It is unclear yet how big of a factor in global warming methane clathrate melting will become. This might become a serious factor within some few years. Bears close watching.

Methane from livestock

We might suspect this is emissions from nether ends of cattle, but apparently is mostly eructation (that's an interesting word), meaning belches. Cows lose about 6% of their ingested energy as methane, which could be reduced by changes in diet.

Cattle versus pigs and chicken

“Production of beef and cattle milk accounts for the majority of emissions [of CO2 equivalent greenhouse gases by animal husbandry], contributing 41% and 20%, respectively. Production of pig meat and poultry meat and eggs contribute 9% and 8%, respectively”. So cattle is the biggest factor. This comes from an interesting website with lots of well-presented data about emissions of greenhouse gases by production of our food, and the impact of climate change in general, maintained by the  Research Program on Climate Change, Agriculture and Food Security, University of Copenhagen.

Vegetarian diets

We should mention, as our vegan colleagues will interject, a vegan diet has a much lower greenhouse gas footprint (from CO2, CH4 and nitrous oxide, N2O) than one involving animal protein. The Vegetarian Society has lots of info.

by Kevin Hartley, Newsletter Editor

The 2014 National Climate Assessment

This is a carefully done scientific study was done by the U.S. Global Change Research Program with contributions from fourteen US government departments. You don't have to drown in the detail; there are good highlights and overview documents.
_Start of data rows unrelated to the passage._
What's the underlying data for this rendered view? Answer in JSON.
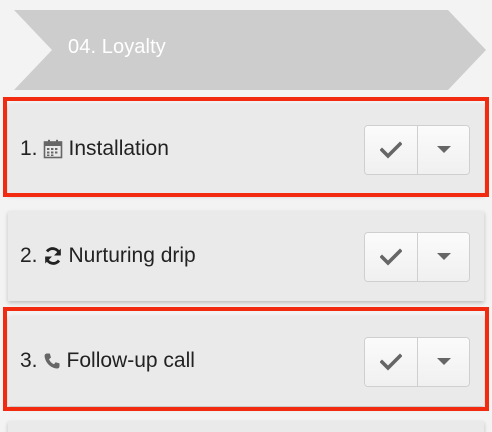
{
  "stage": {
    "title": "04. Loyalty"
  },
  "tasks": [
    {
      "number": "1.",
      "icon": "calendar-icon",
      "label": "Installation",
      "highlighted": true
    },
    {
      "number": "2.",
      "icon": "refresh-icon",
      "label": "Nurturing drip",
      "highlighted": false
    },
    {
      "number": "3.",
      "icon": "phone-icon",
      "label": "Follow-up call",
      "highlighted": true
    }
  ],
  "colors": {
    "chevron": "#cdcdcd",
    "card": "#eaeaea",
    "highlight": "#f22a0f",
    "icon": "#666666"
  }
}
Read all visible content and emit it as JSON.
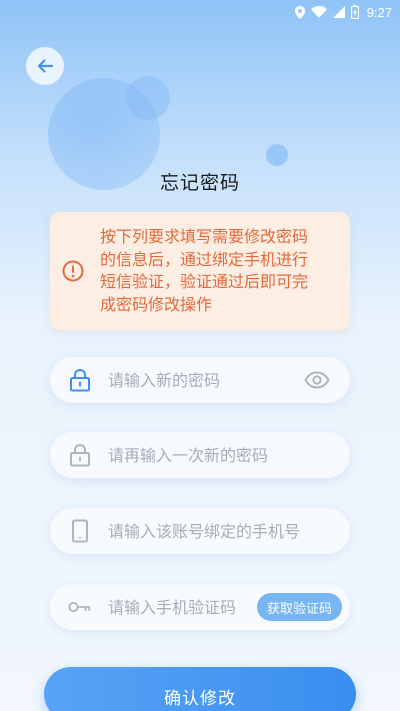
{
  "status_bar": {
    "time": "9:27"
  },
  "page": {
    "title": "忘记密码"
  },
  "notice": {
    "text_lines": [
      "按下列要求填写需要修改密码",
      "的信息后，通过绑定手机进行",
      "短信验证，验证通过后即可完",
      "成密码修改操作"
    ]
  },
  "form": {
    "new_password": {
      "placeholder": "请输入新的密码",
      "value": ""
    },
    "confirm_password": {
      "placeholder": "请再输入一次新的密码",
      "value": ""
    },
    "phone": {
      "placeholder": "请输入该账号绑定的手机号",
      "value": ""
    },
    "sms_code": {
      "placeholder": "请输入手机验证码",
      "value": ""
    },
    "get_code_label": "获取验证码",
    "submit_label": "确认修改"
  },
  "colors": {
    "accent": "#3a8ef0",
    "notice_background": "#fdeee3",
    "notice_text": "#e16a3c",
    "lock_active": "#3e8ef0",
    "icon_muted": "#b0b5bd"
  },
  "icons": {
    "back": "arrow-left-icon",
    "notice": "info-circle-icon",
    "new_password": "lock-icon",
    "confirm_password": "lock-icon",
    "phone": "phone-icon",
    "sms_code": "key-icon",
    "visibility": "eye-icon"
  }
}
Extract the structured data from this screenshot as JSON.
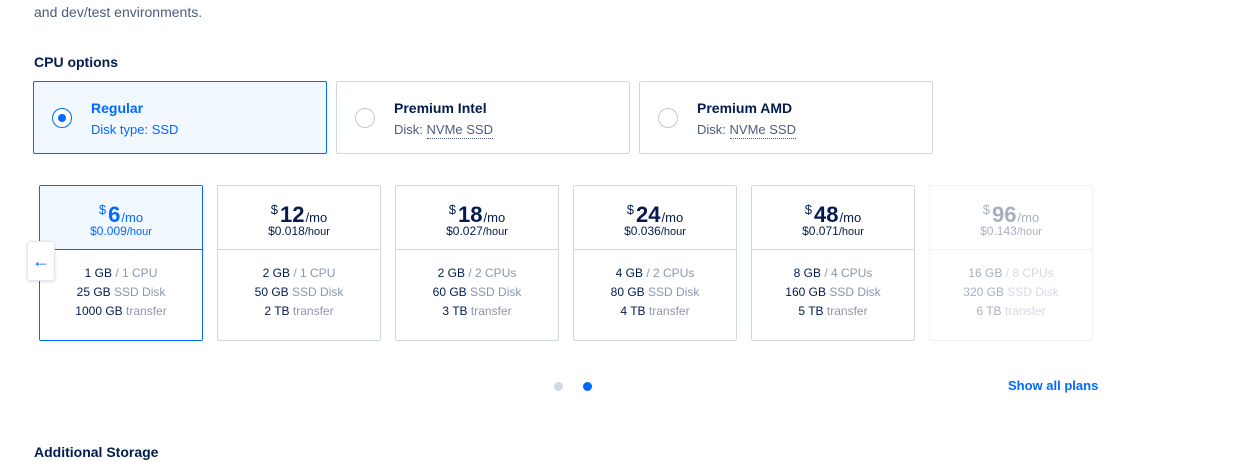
{
  "intro_text": "and dev/test environments.",
  "cpu_section": {
    "title": "CPU options",
    "options": [
      {
        "name": "Regular",
        "disk_label": "Disk type:",
        "disk_value": "SSD",
        "selected": true
      },
      {
        "name": "Premium Intel",
        "disk_label": "Disk:",
        "disk_value": "NVMe SSD",
        "selected": false
      },
      {
        "name": "Premium AMD",
        "disk_label": "Disk:",
        "disk_value": "NVMe SSD",
        "selected": false
      }
    ]
  },
  "plans": [
    {
      "currency": "$",
      "price": "6",
      "per": "/mo",
      "hourly": "$0.009",
      "hourly_unit": "/hour",
      "memory": "1 GB",
      "cpu": "/ 1 CPU",
      "disk": "25 GB",
      "disk_type": "SSD Disk",
      "transfer": "1000 GB",
      "transfer_label": "transfer",
      "selected": true
    },
    {
      "currency": "$",
      "price": "12",
      "per": "/mo",
      "hourly": "$0.018",
      "hourly_unit": "/hour",
      "memory": "2 GB",
      "cpu": "/ 1 CPU",
      "disk": "50 GB",
      "disk_type": "SSD Disk",
      "transfer": "2 TB",
      "transfer_label": "transfer"
    },
    {
      "currency": "$",
      "price": "18",
      "per": "/mo",
      "hourly": "$0.027",
      "hourly_unit": "/hour",
      "memory": "2 GB",
      "cpu": "/ 2 CPUs",
      "disk": "60 GB",
      "disk_type": "SSD Disk",
      "transfer": "3 TB",
      "transfer_label": "transfer"
    },
    {
      "currency": "$",
      "price": "24",
      "per": "/mo",
      "hourly": "$0.036",
      "hourly_unit": "/hour",
      "memory": "4 GB",
      "cpu": "/ 2 CPUs",
      "disk": "80 GB",
      "disk_type": "SSD Disk",
      "transfer": "4 TB",
      "transfer_label": "transfer"
    },
    {
      "currency": "$",
      "price": "48",
      "per": "/mo",
      "hourly": "$0.071",
      "hourly_unit": "/hour",
      "memory": "8 GB",
      "cpu": "/ 4 CPUs",
      "disk": "160 GB",
      "disk_type": "SSD Disk",
      "transfer": "5 TB",
      "transfer_label": "transfer"
    },
    {
      "currency": "$",
      "price": "96",
      "per": "/mo",
      "hourly": "$0.143",
      "hourly_unit": "/hour",
      "memory": "16 GB",
      "cpu": "/ 8 CPUs",
      "disk": "320 GB",
      "disk_type": "SSD Disk",
      "transfer": "6 TB",
      "transfer_label": "transfer",
      "disabled": true
    }
  ],
  "carousel": {
    "prev_icon": "arrow-left-icon",
    "prev_glyph": "←",
    "page_count": 2,
    "active_page": 2
  },
  "show_all_label": "Show all plans",
  "storage_title": "Additional Storage",
  "colors": {
    "accent": "#0069ff",
    "text": "#031b4e",
    "muted": "#8c96ab",
    "border": "#d2d8e2",
    "selected_bg": "#f2f8ff"
  }
}
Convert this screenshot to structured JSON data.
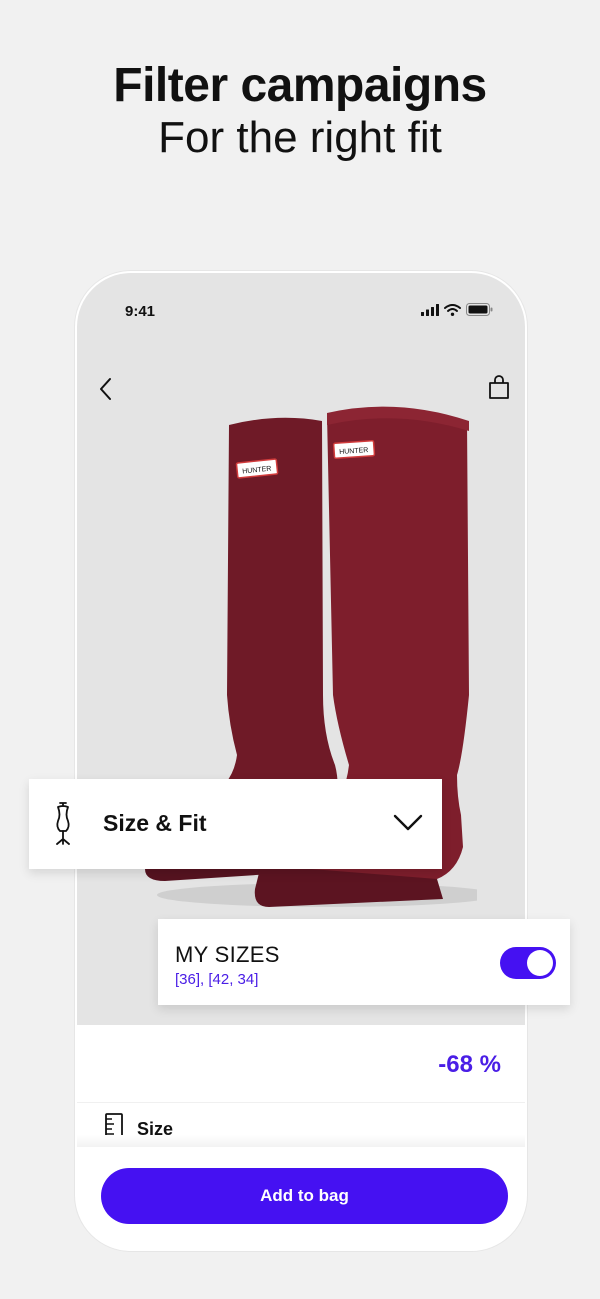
{
  "headline": "Filter campaigns",
  "subline": "For the right fit",
  "status_bar": {
    "time": "9:41"
  },
  "product": {
    "brand_tag": "HUNTER",
    "discount": "-68 %",
    "size_label": "Size",
    "boot_color": "#7e1e2c"
  },
  "size_fit_card": {
    "title": "Size & Fit"
  },
  "my_sizes_card": {
    "title": "MY SIZES",
    "values": "[36], [42, 34]",
    "toggle_on": true
  },
  "cta": {
    "add_to_bag": "Add to bag"
  },
  "colors": {
    "accent": "#4511f2",
    "accent_text": "#4a1ee6",
    "background": "#f1f1f1"
  },
  "icons": [
    "back-chevron-icon",
    "shopping-bag-icon",
    "dress-form-icon",
    "chevron-down-icon",
    "ruler-icon",
    "signal-icon",
    "wifi-icon",
    "battery-icon"
  ]
}
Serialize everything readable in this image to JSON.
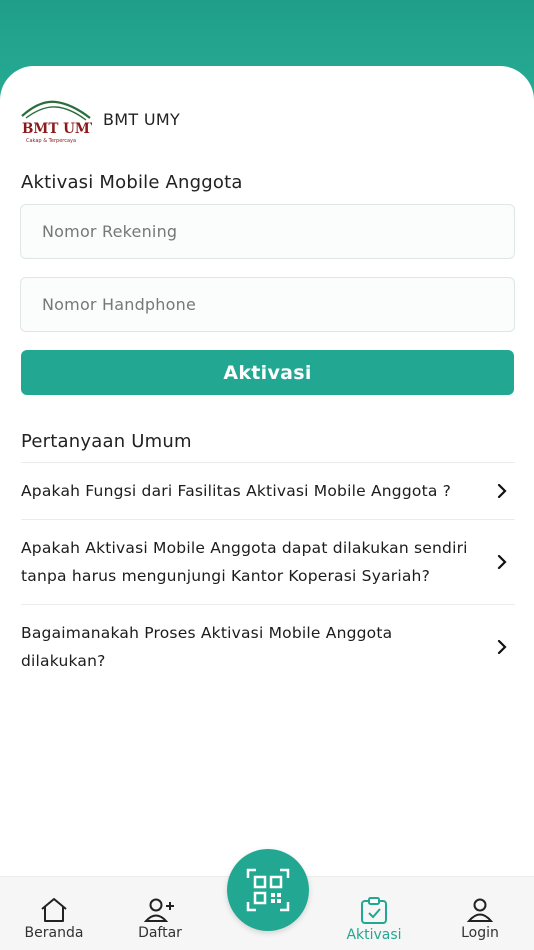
{
  "brand": {
    "name": "BMT UMY",
    "logo_text": "BMT UMY",
    "logo_tagline": "Cakap & Terpercaya"
  },
  "form": {
    "title": "Aktivasi Mobile Anggota",
    "account_placeholder": "Nomor Rekening",
    "phone_placeholder": "Nomor Handphone",
    "submit_label": "Aktivasi"
  },
  "faq": {
    "title": "Pertanyaan Umum",
    "items": [
      {
        "question": "Apakah Fungsi dari Fasilitas Aktivasi Mobile Anggota ?"
      },
      {
        "question": "Apakah Aktivasi Mobile Anggota dapat dilakukan sendiri tanpa harus mengunjungi Kantor Koperasi Syariah?"
      },
      {
        "question": "Bagaimanakah Proses Aktivasi Mobile Anggota dilakukan?"
      }
    ]
  },
  "nav": {
    "items": [
      {
        "label": "Beranda",
        "icon": "home-icon"
      },
      {
        "label": "Daftar",
        "icon": "add-user-icon"
      },
      {
        "label": "Aktivasi",
        "icon": "clipboard-check-icon",
        "active": true
      },
      {
        "label": "Login",
        "icon": "user-icon"
      }
    ],
    "fab_icon": "qr-code-icon"
  },
  "colors": {
    "accent": "#22a892",
    "header_gradient_top": "#1f9f8a",
    "logo_red": "#8b1a1a"
  }
}
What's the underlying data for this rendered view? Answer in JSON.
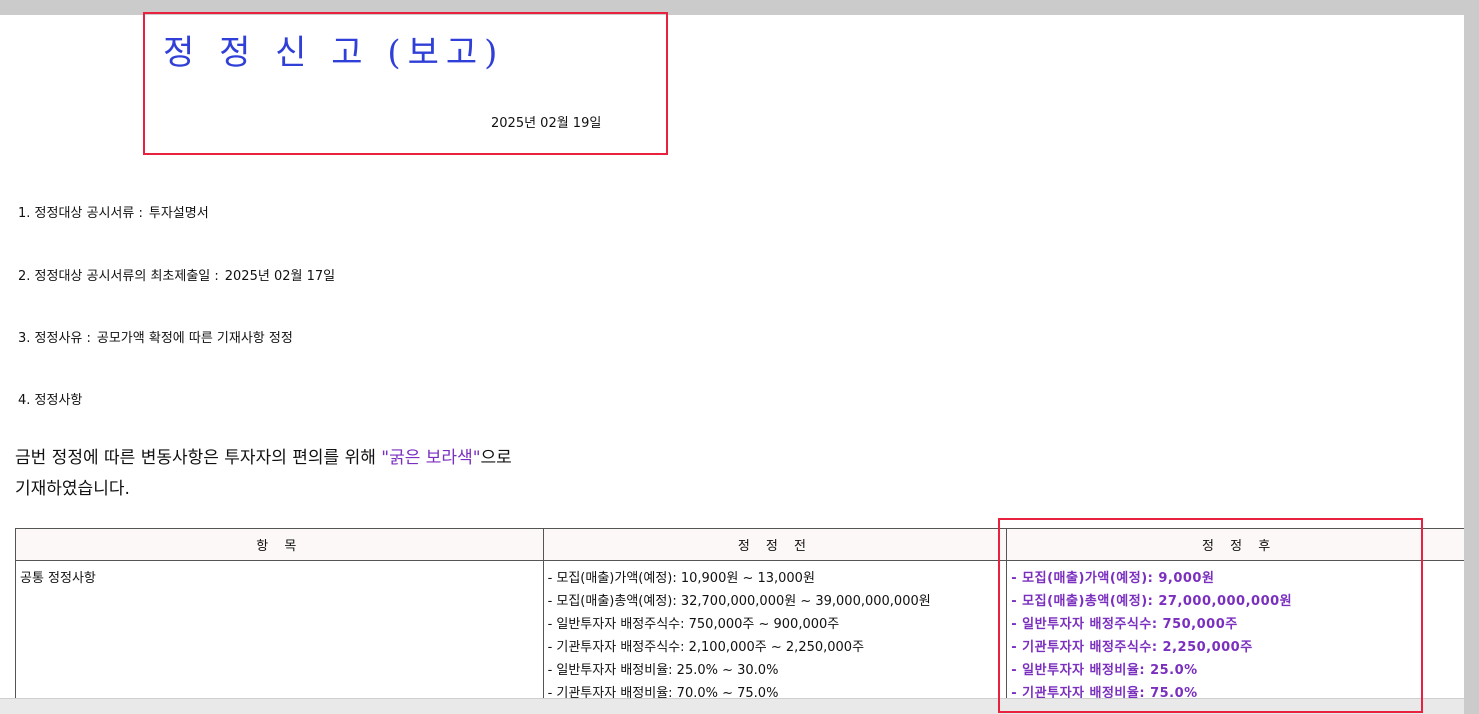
{
  "document": {
    "title": "정 정 신 고 (보고)",
    "date": "2025년 02월 19일"
  },
  "items": [
    {
      "label": "1. 정정대상 공시서류 :",
      "value": "투자설명서"
    },
    {
      "label": "2. 정정대상 공시서류의 최초제출일 :",
      "value": "2025년 02월 17일"
    },
    {
      "label": "3. 정정사유 :",
      "value": "공모가액 확정에 따른 기재사항 정정"
    },
    {
      "label": "4. 정정사항",
      "value": ""
    }
  ],
  "notice": {
    "part1": "금번 정정에 따른 변동사항은 투자자의 편의를 위해 ",
    "highlight": "\"굵은 보라색\"",
    "part2": "으로",
    "line2": "기재하였습니다."
  },
  "table": {
    "headers": [
      "항 목",
      "정 정 전",
      "정 정 후"
    ],
    "row": {
      "item": "공통 정정사항",
      "before": [
        "- 모집(매출)가액(예정): 10,900원 ~ 13,000원",
        "- 모집(매출)총액(예정): 32,700,000,000원 ~ 39,000,000,000원",
        "- 일반투자자 배정주식수: 750,000주 ~ 900,000주",
        "- 기관투자자 배정주식수: 2,100,000주 ~ 2,250,000주",
        "- 일반투자자 배정비율: 25.0% ~ 30.0%",
        "- 기관투자자 배정비율: 70.0% ~ 75.0%"
      ],
      "after": [
        "- 모집(매출)가액(예정): 9,000원",
        "- 모집(매출)총액(예정): 27,000,000,000원",
        "- 일반투자자 배정주식수: 750,000주",
        "- 기관투자자 배정주식수: 2,250,000주",
        "- 일반투자자 배정비율: 25.0%",
        "- 기관투자자 배정비율: 75.0%"
      ]
    }
  },
  "colors": {
    "title": "#2f3fd8",
    "highlight": "#7a2fbf",
    "annotation_box": "#e8213e"
  }
}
Ten Indicators of a Warming World
From the Highlights document, pg 2: “These are just some of the indicators measured globally over many decades that show that the Earth’s climate is warming. White arrows indicate increasing trends; black arrows indicate decreasing trends. All the indicators expected to increase in a warming world are increasing, and all those expected to decrease in a warming world are decreasing.”

The overall website is at From the initial page note the “Explore the NCA” button. From here, it is fun to browse; there are succinct summaries, clearly understandable graphs and nice photos. Also at the initial page, note the “Download the NCA” button; you can get everything or anything as PDFs. On that download page at the top you can get “Highlights” or “Overview”, and below are links to the whole report.

by Kevin Hartley, Newsletter Editor

Sign Up for Action Alerts

The Sierra Club is all about citizen action on critical issues. Quick citizen input often spells the difference between victory and defeat for important measures at the local and state levels. Sign up now to receive our local e-mail Conservation Action Alerts and let your voice be heard. Call (674-9489) or email Loyd Cortez and we'll add your name to our growing list of environmental activists.

Hike the Canyon at Government Canyon State Natural Area — August 10, 2013

Outings: The Call of the Wild

Visit the Alamo Sierra Club Outings page on Meetup for detailed information about all of our upcoming Sierra Club Outings.